Pull out each line of the data that includes the word "未知设备".
[Material for the task Boundary: Start]
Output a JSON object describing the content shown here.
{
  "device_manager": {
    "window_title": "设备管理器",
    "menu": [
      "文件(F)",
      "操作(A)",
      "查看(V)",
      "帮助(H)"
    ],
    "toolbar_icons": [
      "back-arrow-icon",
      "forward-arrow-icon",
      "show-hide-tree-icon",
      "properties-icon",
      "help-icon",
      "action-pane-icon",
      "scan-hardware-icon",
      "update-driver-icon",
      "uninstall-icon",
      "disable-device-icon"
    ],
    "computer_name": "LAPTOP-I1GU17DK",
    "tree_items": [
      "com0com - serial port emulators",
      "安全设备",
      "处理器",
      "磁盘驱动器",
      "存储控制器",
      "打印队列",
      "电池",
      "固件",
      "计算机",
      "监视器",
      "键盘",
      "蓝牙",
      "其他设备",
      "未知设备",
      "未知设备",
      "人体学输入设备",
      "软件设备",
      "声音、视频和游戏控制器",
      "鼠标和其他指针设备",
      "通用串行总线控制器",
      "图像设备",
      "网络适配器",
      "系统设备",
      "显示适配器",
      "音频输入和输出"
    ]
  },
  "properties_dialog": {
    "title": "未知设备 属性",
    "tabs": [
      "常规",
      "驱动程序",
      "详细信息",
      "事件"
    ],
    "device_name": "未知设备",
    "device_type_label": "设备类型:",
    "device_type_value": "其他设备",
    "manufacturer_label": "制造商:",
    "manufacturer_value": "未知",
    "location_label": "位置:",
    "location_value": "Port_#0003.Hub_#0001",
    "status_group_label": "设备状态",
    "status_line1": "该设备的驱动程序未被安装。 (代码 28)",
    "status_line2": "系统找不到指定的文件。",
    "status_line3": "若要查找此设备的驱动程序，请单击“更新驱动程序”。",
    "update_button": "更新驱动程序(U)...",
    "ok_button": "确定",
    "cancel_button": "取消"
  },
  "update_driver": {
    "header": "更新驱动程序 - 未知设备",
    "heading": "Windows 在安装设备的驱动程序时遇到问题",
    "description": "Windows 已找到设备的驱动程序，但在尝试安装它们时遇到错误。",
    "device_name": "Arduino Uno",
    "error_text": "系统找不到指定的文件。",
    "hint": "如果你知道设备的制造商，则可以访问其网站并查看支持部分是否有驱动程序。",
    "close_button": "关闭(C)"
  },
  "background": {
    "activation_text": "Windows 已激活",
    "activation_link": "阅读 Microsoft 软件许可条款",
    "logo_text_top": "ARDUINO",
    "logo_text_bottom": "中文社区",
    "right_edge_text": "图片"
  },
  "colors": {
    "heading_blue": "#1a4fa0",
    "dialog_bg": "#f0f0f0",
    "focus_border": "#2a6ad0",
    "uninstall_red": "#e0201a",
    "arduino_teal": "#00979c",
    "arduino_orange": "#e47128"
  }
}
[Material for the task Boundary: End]
Answer to this problem:
      "未知设备",
      "未知设备",
    "title": "未知设备 属性",
    "device_name": "未知设备",
    "header": "更新驱动程序 - 未知设备",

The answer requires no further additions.